Lower the voting age to 16

Lucy Fagan and Lauren Vierra

At 16, youth are expected to take on more responsibility in the push to become independent, productive individuals. They are legally able to work, drive, and pay taxes. But the one thing they can’t do, like a legal adult, is vote.

Many high school students will turn 18 during the tenure of a president that they didn’t elect; they should have a say in deciding who will lead and govern their futures.     

The idea that the president will pass laws that may effect their lives would give them a powerful incentive to vote responsibly; if the student dosenʻt care when they are 16, they probably wonʻt care later when they turn 18 and can legally vote.

This would allow teenagers who do care to have a voice and feel empowered. Often times, people under the age of 18 feel like they shouldnʻt care because they donʻt even have the opportunity to do anything with their opinion. This, however, would inspire them to educate themselves and get involved.

Lowering the voting age would also increase voter turnout. The United States has a notoriously low turnout among the youth and this would help students understand the political process in an authentic and realistic way.

According to census.gov, voter turnout has increased in adults 18-29 by 16% since the 2014 election; this brings the total turnout in this age group from 20% to 36%. While the number has grown, it still does not compare to the 60% voter turnout of 45-64 year-olds in the 2018 election. Letting teenagers vote would inspire a civic duty to get involved and push voter turnout.

One argument against lowering the voting age is that most 16-year-olds have minimal life experience. They have not lived on their own and, in many cases, have not dealt with things such as working, balancing a budget and paying taxes; in short, they are less educated.

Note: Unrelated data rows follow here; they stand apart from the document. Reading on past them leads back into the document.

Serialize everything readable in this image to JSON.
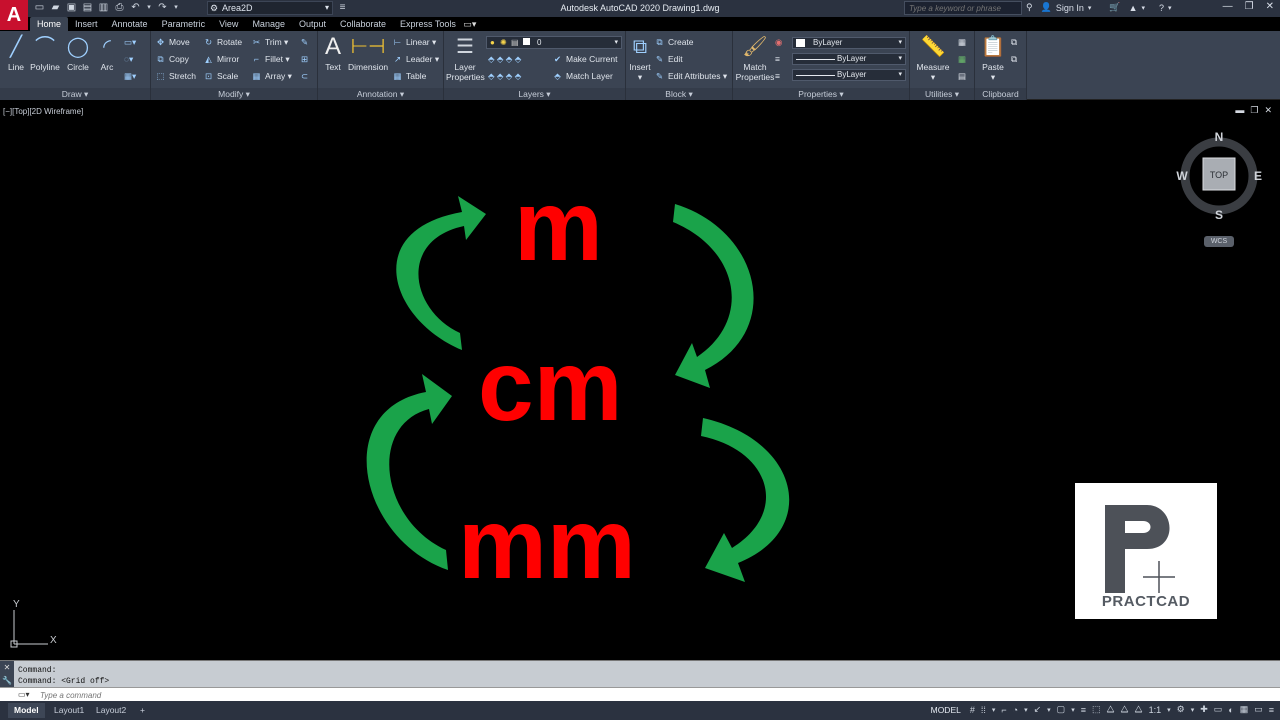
{
  "titlebar": {
    "logo": "A",
    "workspace": "Area2D",
    "title": "Autodesk AutoCAD 2020   Drawing1.dwg",
    "search_placeholder": "Type a keyword or phrase",
    "sign_in": "Sign In"
  },
  "ribbon_tabs": [
    "Home",
    "Insert",
    "Annotate",
    "Parametric",
    "View",
    "Manage",
    "Output",
    "Collaborate",
    "Express Tools"
  ],
  "ribbon": {
    "draw": {
      "title": "Draw",
      "line": "Line",
      "polyline": "Polyline",
      "circle": "Circle",
      "arc": "Arc"
    },
    "modify": {
      "title": "Modify",
      "move": "Move",
      "rotate": "Rotate",
      "trim": "Trim",
      "copy": "Copy",
      "mirror": "Mirror",
      "fillet": "Fillet",
      "stretch": "Stretch",
      "scale": "Scale",
      "array": "Array"
    },
    "annotation": {
      "title": "Annotation",
      "text": "Text",
      "dimension": "Dimension",
      "linear": "Linear",
      "leader": "Leader",
      "table": "Table"
    },
    "layers": {
      "title": "Layers",
      "layer_properties_1": "Layer",
      "layer_properties_2": "Properties",
      "current_layer": "0",
      "make_current": "Make Current",
      "match_layer": "Match Layer"
    },
    "block": {
      "title": "Block",
      "insert": "Insert",
      "create": "Create",
      "edit": "Edit",
      "edit_attributes": "Edit Attributes"
    },
    "properties": {
      "title": "Properties",
      "match_1": "Match",
      "match_2": "Properties",
      "color": "ByLayer",
      "lineweight": "ByLayer",
      "linetype": "ByLayer"
    },
    "utilities": {
      "title": "Utilities",
      "measure": "Measure"
    },
    "clipboard": {
      "title": "Clipboard",
      "paste": "Paste"
    }
  },
  "viewport": {
    "label": "[−][Top][2D Wireframe]",
    "viewcube": {
      "top": "TOP",
      "north": "N",
      "south": "S",
      "east": "E",
      "west": "W"
    },
    "wcs": "WCS",
    "units": {
      "top": "m",
      "middle": "cm",
      "bottom": "mm"
    },
    "logo_text": "PRACTCAD",
    "ucs_x": "X",
    "ucs_y": "Y",
    "colors": {
      "text": "#ff0000",
      "arrow": "#1aa34a"
    }
  },
  "command": {
    "history": [
      "Command:",
      "Command:  <Grid off>"
    ],
    "placeholder": "Type a command"
  },
  "status": {
    "layouts": [
      "Model",
      "Layout1",
      "Layout2"
    ],
    "model_label": "MODEL",
    "scale": "1:1"
  }
}
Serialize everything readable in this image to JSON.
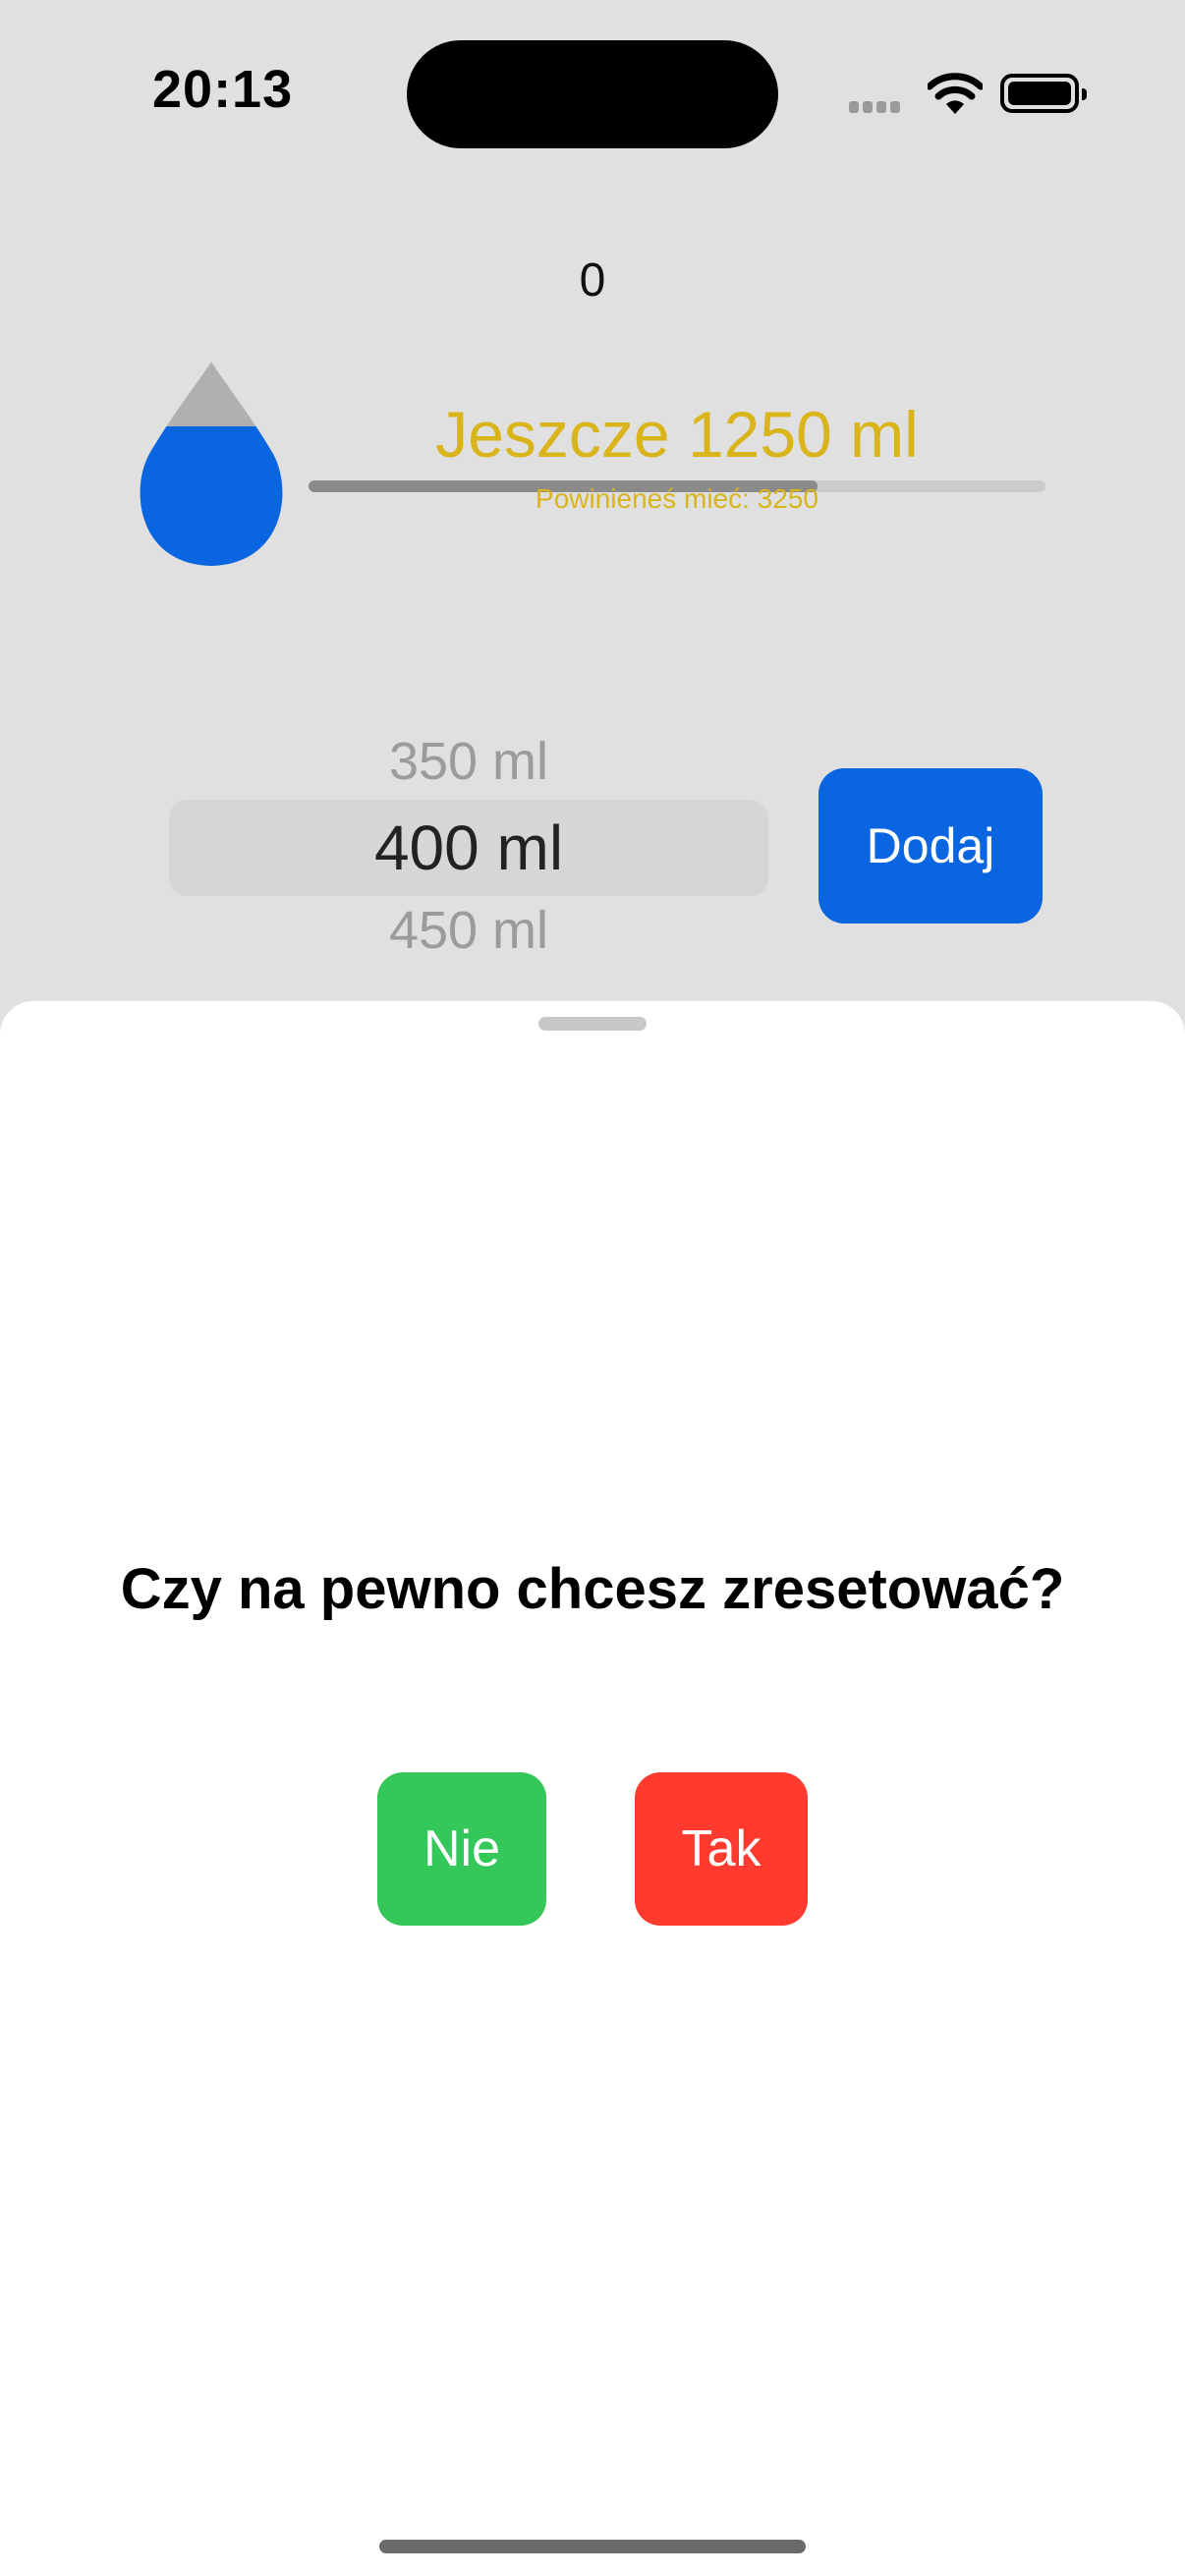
{
  "status_bar": {
    "time": "20:13"
  },
  "tracker": {
    "counter": "0",
    "remaining_label": "Jeszcze 1250 ml",
    "target_label": "Powinieneś mieć: 3250",
    "progress_fraction": 0.69
  },
  "picker": {
    "previous": "350 ml",
    "selected": "400 ml",
    "next": "450 ml"
  },
  "add_button_label": "Dodaj",
  "reset_sheet": {
    "question": "Czy na pewno chcesz zresetować?",
    "no_label": "Nie",
    "yes_label": "Tak"
  },
  "colors": {
    "accent_blue": "#0a66e0",
    "warning_yellow": "#d9b51b",
    "confirm_green": "#34c759",
    "destructive_red": "#ff3b30"
  },
  "icons": [
    "water-drop-icon",
    "signal-icon",
    "wifi-icon",
    "battery-icon"
  ]
}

By this argument, however, what makes an 18-year-old more qualified than a 16-year-old? Many 18-year-olds have not experienced these situations either. They also lack experience. One could also argue that many 22-year-olds also lack life experience.

Voting is a right. If a student is not educated and does not care, they donʻt have to vote, but if they do, certain requirements could be put in place to ensure students understand the system and their responsibilities. A voting test could be taken while registering to vote and would be similar to a driving test.

18-year-olds are not adults — they just happen to be considered that by law. Lowering the voting age will empower students to take an active interest in the issues that will impact their futures. Tell your legislators you’re ready to vote!